  70. Wahl, O. F. (2003). Depictions of mental illnesses in children’s media. Journal of Mental Health, 12, 249–258.CrossRefGoogle Scholar
  71. Wahl, O. F., Hanrahan, E., Karl, K., Lasher, E., & Swaye, J. (2007). The depiction of mental illness in children’s television programs. Journal of Community Psychology, 35(1), 121–133.CrossRefGoogle Scholar
  72. Walker, J. S., Coleman, D., Lee, J., Squire, P. N., & Friesen, B. J. (2008). Children’s stigmatization of childhood depression and ADHD: Magnitude and demographic variation in a national sample. Journal of the American Academy of Child and Adolescent Psychiatry, 47, 912–920.CrossRefPubMedGoogle Scholar
  73. Wei, Y., Hayden, J. A., Kutcher, S., Zygmunt, A., & McGrath, P. (2013). The effectiveness of school mental health literacy programs to address knowledge, attitudes and help seeking among youth. Early Intervention in Psychiatry, 7(2), 109–121.Google Scholar
  74. Whalen, C. K., Henker, B., Dotemoto, S., & Hinshaw, S. P. (1983). Child and adolescent perceptions of normal and atypical peers. Child Development, 54, 1588–1598.CrossRefPubMedGoogle Scholar
  75. Yap, M. B., & Jorm, A. F. (2011). The influence of stigma on first aid actions taken by young people for mental health problems in a close friend or family member: Findings from an Australian national survey of youth. Journal of Affective Disorders, 134, 473–477.CrossRefPubMedGoogle Scholar
  76. Yap, M. B. H., Reavley, N., MacKinnon, A. J., & Jorm, A. F. (2013). Psychiatric labels and other influences on young people’s stigmatizing attitudes. Findings from an Australian national survey. Journal of Affective Disorders, 148, 299–309.Google Scholar
  77. Younger, A. J., & Boyko, K. A. (1987). Aggression and withdrawal as social schemas underlying children’s peer perceptions. Child Development, 58, 1094–1100.CrossRefPubMedGoogle Scholar

Copyright information

© Springer Science+Business Media, LLC 2017

Authors and Affiliations
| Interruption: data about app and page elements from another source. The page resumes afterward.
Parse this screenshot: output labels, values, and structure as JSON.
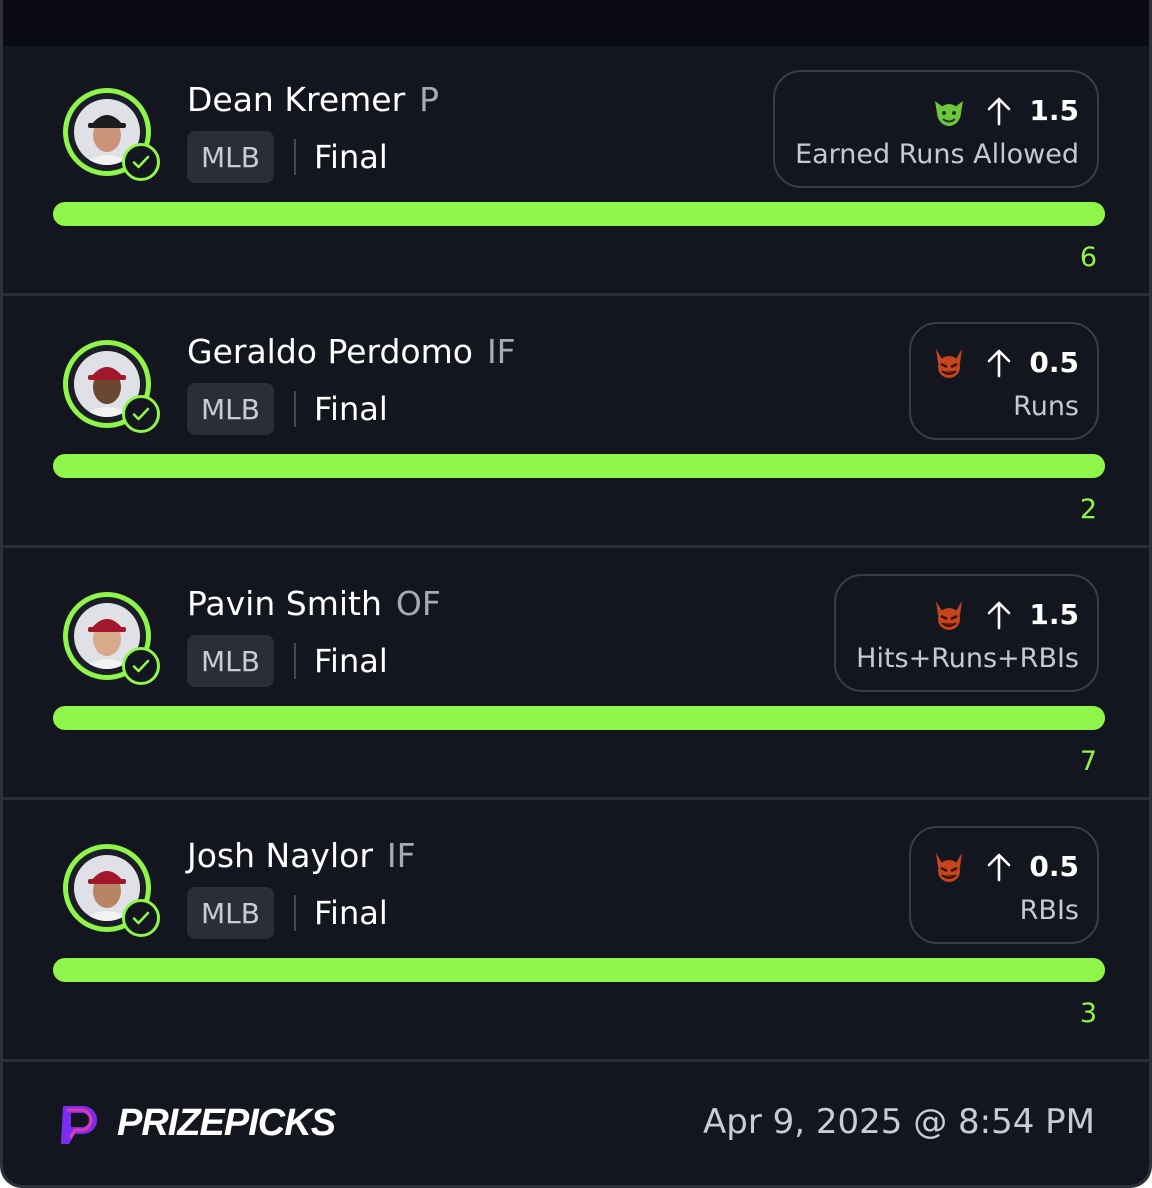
{
  "colors": {
    "accent_green": "#8ff54a",
    "background": "#14161f",
    "topbar": "#0a0b12"
  },
  "picks": [
    {
      "player": "Dean Kremer",
      "position": "P",
      "league": "MLB",
      "status": "Final",
      "pick_icon": "goblin-icon",
      "direction_icon": "arrow-up-icon",
      "line": "1.5",
      "stat": "Earned Runs Allowed",
      "progress_fraction": 1.0,
      "result": "6"
    },
    {
      "player": "Geraldo Perdomo",
      "position": "IF",
      "league": "MLB",
      "status": "Final",
      "pick_icon": "demon-icon",
      "direction_icon": "arrow-up-icon",
      "line": "0.5",
      "stat": "Runs",
      "progress_fraction": 1.0,
      "result": "2"
    },
    {
      "player": "Pavin Smith",
      "position": "OF",
      "league": "MLB",
      "status": "Final",
      "pick_icon": "demon-icon",
      "direction_icon": "arrow-up-icon",
      "line": "1.5",
      "stat": "Hits+Runs+RBIs",
      "progress_fraction": 1.0,
      "result": "7"
    },
    {
      "player": "Josh Naylor",
      "position": "IF",
      "league": "MLB",
      "status": "Final",
      "pick_icon": "demon-icon",
      "direction_icon": "arrow-up-icon",
      "line": "0.5",
      "stat": "RBIs",
      "progress_fraction": 1.0,
      "result": "3"
    }
  ],
  "footer": {
    "brand": "PRIZEPICKS",
    "timestamp": "Apr 9, 2025 @ 8:54 PM"
  }
}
  • Caroline Heary
    • 1
  • Eilis Hennessy
    • 2
  • Lorraine Swords
    • 3
  • Patrick Corrigan
    • 4
  1. 1.School of PsychologyNational University of IrelandGalwayIreland
  2. 2.School of PsychologyUniversity College DublinDublin 4Ireland
  3. 3.School of Psychology & Children’s Research CentreTrinity College DublinDublin 2Ireland
  4. 4.Lewis College of Human SciencesIllinois Institute of TechnologyChicagoUSA

Personalised recommendations